+++ Supplied material
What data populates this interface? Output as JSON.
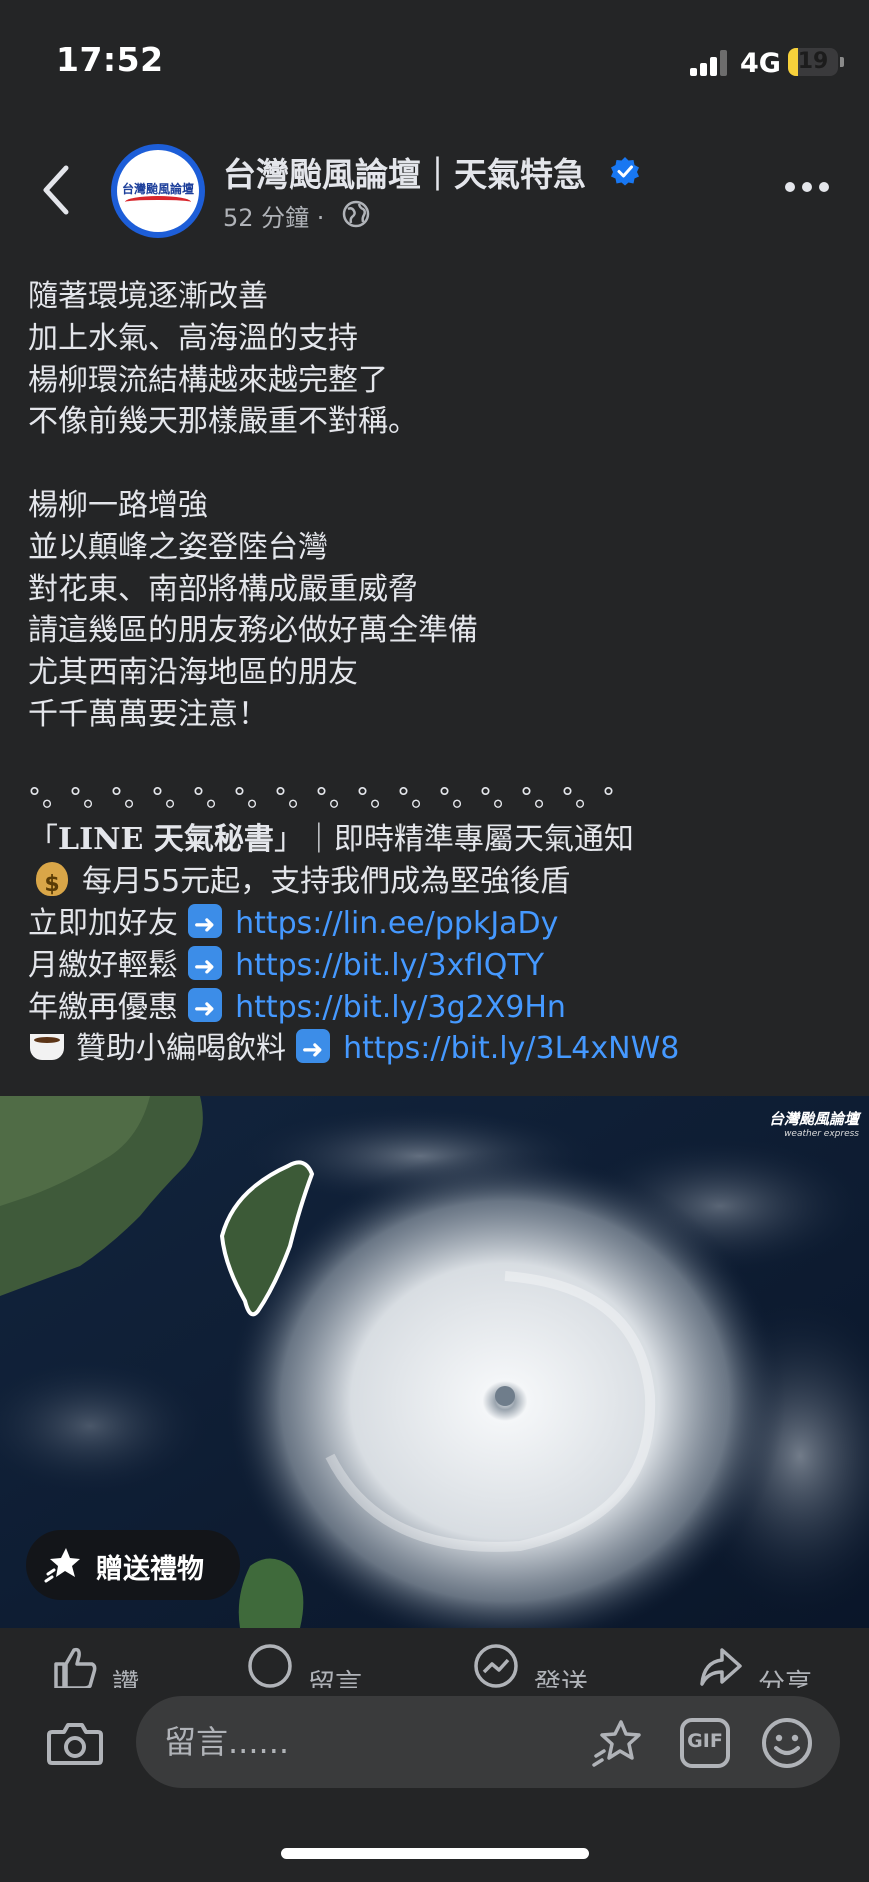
{
  "status_bar": {
    "time": "17:52",
    "network": "4G",
    "battery": "19",
    "battery_level": 0.19
  },
  "header": {
    "page_name": "台灣颱風論壇｜天氣特急",
    "post_age": "52 分鐘 ·",
    "avatar_logo_text": "台灣颱風論壇",
    "icons": [
      "back-icon",
      "verified-badge-icon",
      "globe-icon",
      "more-options-icon"
    ],
    "accent_color": "#1877f2"
  },
  "post": {
    "lines_block1": [
      "隨著環境逐漸改善",
      "加上水氣、高海溫的支持",
      "楊柳環流結構越來越完整了",
      "不像前幾天那樣嚴重不對稱。"
    ],
    "lines_block2": [
      "楊柳一路增強",
      "並以顛峰之姿登陸台灣",
      "對花東、南部將構成嚴重威脅",
      "請這幾區的朋友務必做好萬全準備",
      "尤其西南沿海地區的朋友",
      "千千萬萬要注意！"
    ],
    "divider": "°。°。°。°。°。°。°。°。°。°。°。°。°。°。°",
    "line_promo_prefix": "「",
    "line_promo_brand": "LINE 天氣秘書",
    "line_promo_rest": "」｜即時精準專屬天氣通知",
    "support_text": "每月55元起，支持我們成為堅強後盾",
    "links": [
      {
        "label": "立即加好友",
        "url": "https://lin.ee/ppkJaDy"
      },
      {
        "label": "月繳好輕鬆",
        "url": "https://bit.ly/3xfIQTY"
      },
      {
        "label": "年繳再優惠",
        "url": "https://bit.ly/3g2X9Hn"
      }
    ],
    "coffee_link": {
      "label": "贊助小編喝飲料",
      "url": "https://bit.ly/3L4xNW8"
    },
    "link_color": "#4599ff"
  },
  "image": {
    "description_icon": "satellite-typhoon-image",
    "watermark": "台灣颱風論壇",
    "watermark_sub": "weather express",
    "gift_label": "贈送禮物"
  },
  "actions": {
    "like": "讚",
    "comment": "留言",
    "send": "發送",
    "share": "分享"
  },
  "composer": {
    "placeholder": "留言......"
  }
}
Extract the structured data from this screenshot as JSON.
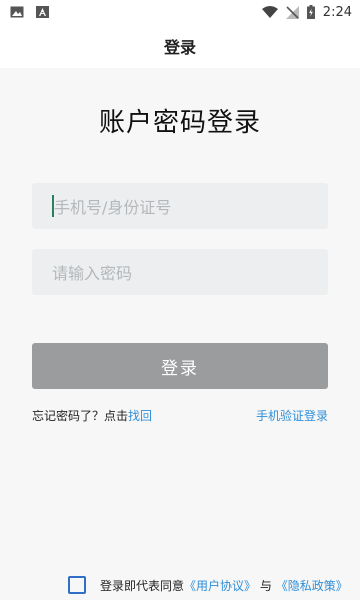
{
  "status_bar": {
    "time": "2:24",
    "left_icons": [
      "image-icon",
      "text-icon"
    ],
    "right_icons": [
      "wifi-icon",
      "no-signal-icon",
      "battery-icon"
    ]
  },
  "app_bar": {
    "title": "登录"
  },
  "main": {
    "heading": "账户密码登录",
    "phone_placeholder": "手机号/身份证号",
    "password_placeholder": "请输入密码",
    "login_button": "登录",
    "forgot_text": "忘记密码了？点击",
    "forgot_link": "找回",
    "sms_login_link": "手机验证登录"
  },
  "agreement": {
    "prefix": "登录即代表同意",
    "user_agreement": "《用户协议》",
    "and": "与",
    "privacy_policy": "《隐私政策》",
    "checked": false
  },
  "colors": {
    "link": "#2f8fd8",
    "button_bg": "#9a9c9e",
    "field_bg": "#eceeef",
    "page_bg": "#f7f7f7",
    "checkbox_border": "#2f6fc8"
  }
}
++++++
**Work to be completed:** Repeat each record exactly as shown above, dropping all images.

**Written solution:**
What data populates this interface? Output as JSON.
{
  "status_bar": {
    "time": "17:52",
    "network": "4G",
    "battery": "19",
    "battery_level": 0.19
  },
  "header": {
    "page_name": "台灣颱風論壇｜天氣特急",
    "post_age": "52 分鐘 ·",
    "avatar_logo_text": "台灣颱風論壇",
    "icons": [
      "back-icon",
      "verified-badge-icon",
      "globe-icon",
      "more-options-icon"
    ],
    "accent_color": "#1877f2"
  },
  "post": {
    "lines_block1": [
      "隨著環境逐漸改善",
      "加上水氣、高海溫的支持",
      "楊柳環流結構越來越完整了",
      "不像前幾天那樣嚴重不對稱。"
    ],
    "lines_block2": [
      "楊柳一路增強",
      "並以顛峰之姿登陸台灣",
      "對花東、南部將構成嚴重威脅",
      "請這幾區的朋友務必做好萬全準備",
      "尤其西南沿海地區的朋友",
      "千千萬萬要注意！"
    ],
    "divider": "°。°。°。°。°。°。°。°。°。°。°。°。°。°。°",
    "line_promo_prefix": "「",
    "line_promo_brand": "LINE 天氣秘書",
    "line_promo_rest": "」｜即時精準專屬天氣通知",
    "support_text": "每月55元起，支持我們成為堅強後盾",
    "links": [
      {
        "label": "立即加好友",
        "url": "https://lin.ee/ppkJaDy"
      },
      {
        "label": "月繳好輕鬆",
        "url": "https://bit.ly/3xfIQTY"
      },
      {
        "label": "年繳再優惠",
        "url": "https://bit.ly/3g2X9Hn"
      }
    ],
    "coffee_link": {
      "label": "贊助小編喝飲料",
      "url": "https://bit.ly/3L4xNW8"
    },
    "link_color": "#4599ff"
  },
  "image": {
    "description_icon": "satellite-typhoon-image",
    "watermark": "台灣颱風論壇",
    "watermark_sub": "weather express",
    "gift_label": "贈送禮物"
  },
  "actions": {
    "like": "讚",
    "comment": "留言",
    "send": "發送",
    "share": "分享"
  },
  "composer": {
    "placeholder": "留言......"
  }
}
Extract the structured data from this screenshot as JSON.
{
  "status_bar": {
    "time": "2:24",
    "left_icons": [
      "image-icon",
      "text-icon"
    ],
    "right_icons": [
      "wifi-icon",
      "no-signal-icon",
      "battery-icon"
    ]
  },
  "app_bar": {
    "title": "登录"
  },
  "main": {
    "heading": "账户密码登录",
    "phone_placeholder": "手机号/身份证号",
    "password_placeholder": "请输入密码",
    "login_button": "登录",
    "forgot_text": "忘记密码了？点击",
    "forgot_link": "找回",
    "sms_login_link": "手机验证登录"
  },
  "agreement": {
    "prefix": "登录即代表同意",
    "user_agreement": "《用户协议》",
    "and": "与",
    "privacy_policy": "《隐私政策》",
    "checked": false
  },
  "colors": {
    "link": "#2f8fd8",
    "button_bg": "#9a9c9e",
    "field_bg": "#eceeef",
    "page_bg": "#f7f7f7",
    "checkbox_border": "#2f6fc8"
  }
}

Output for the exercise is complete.